**TASK GOAL**
Restate the records that follow word for word; no pictures should appear.

**RECORDS FOR THIS TASK**
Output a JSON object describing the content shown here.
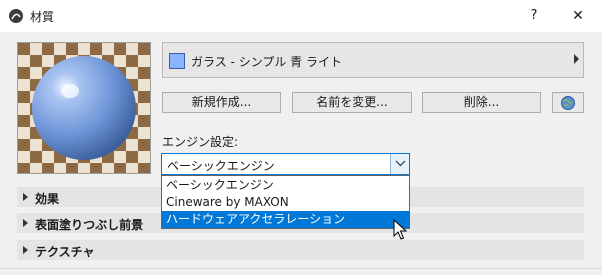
{
  "window": {
    "title": "材質",
    "help_label": "?",
    "close_label": "✕"
  },
  "material": {
    "name": "ガラス - シンプル 青 ライト",
    "swatch_color": "#8ab4ff"
  },
  "buttons": {
    "new": "新規作成...",
    "rename": "名前を変更...",
    "delete": "削除..."
  },
  "engine": {
    "label": "エンジン設定:",
    "selected": "ベーシックエンジン",
    "options": [
      "ベーシックエンジン",
      "Cineware by MAXON",
      "ハードウェアアクセラレーション"
    ],
    "highlighted_index": 2
  },
  "sections": [
    "効果",
    "表面塗りつぶし前景",
    "テクスチャ"
  ]
}
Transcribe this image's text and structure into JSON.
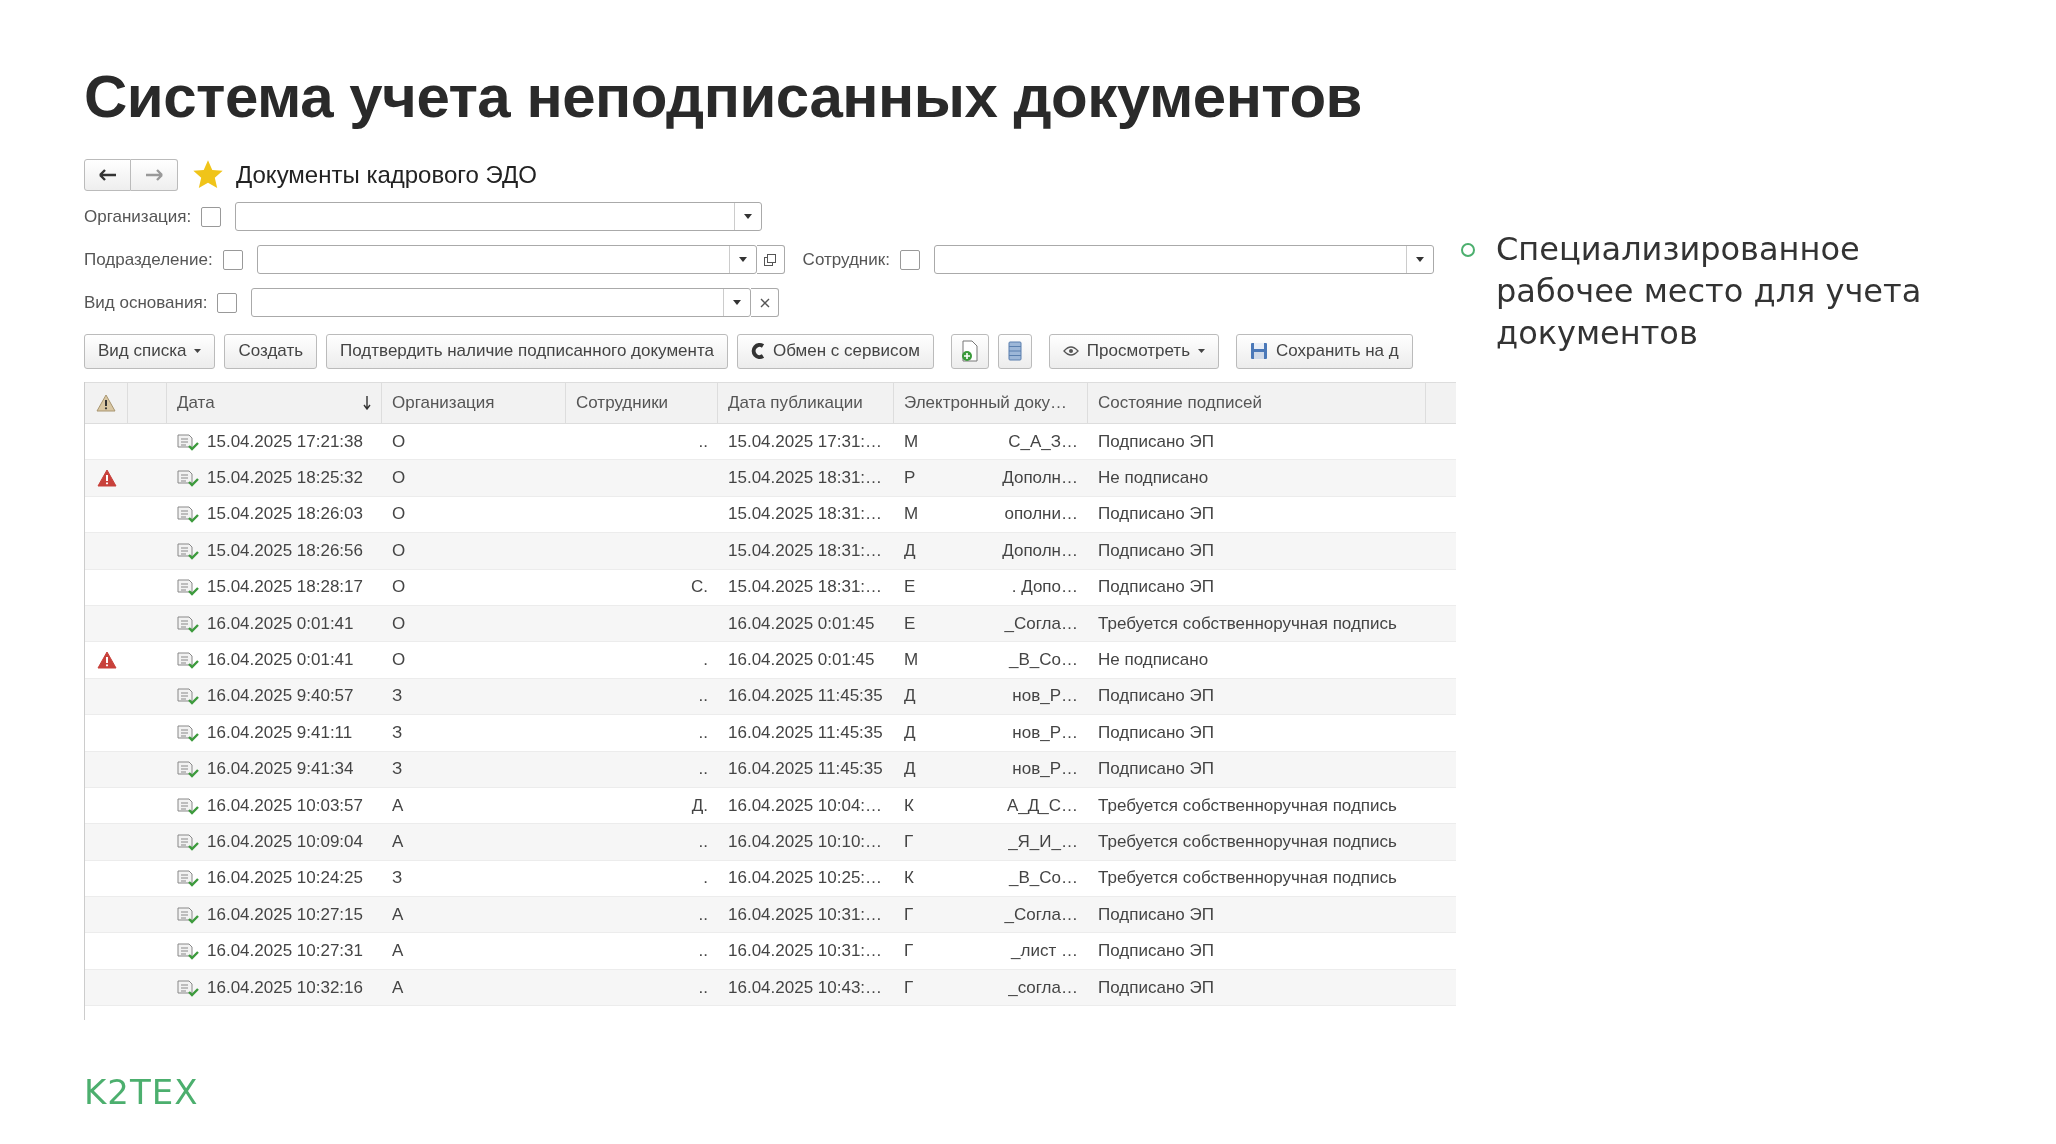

**TASK SOLUTION**
Output a JSON object describing the content shown here.
{
  "window": {
    "title": "材質",
    "help_label": "?",
    "close_label": "✕"
  },
  "material": {
    "name": "ガラス - シンプル 青 ライト",
    "swatch_color": "#8ab4ff"
  },
  "buttons": {
    "new": "新規作成...",
    "rename": "名前を変更...",
    "delete": "削除..."
  },
  "engine": {
    "label": "エンジン設定:",
    "selected": "ベーシックエンジン",
    "options": [
      "ベーシックエンジン",
      "Cineware by MAXON",
      "ハードウェアアクセラレーション"
    ],
    "highlighted_index": 2
  },
  "sections": [
    "効果",
    "表面塗りつぶし前景",
    "テクスチャ"
  ]
}
Transcribe this image's text and structure into JSON.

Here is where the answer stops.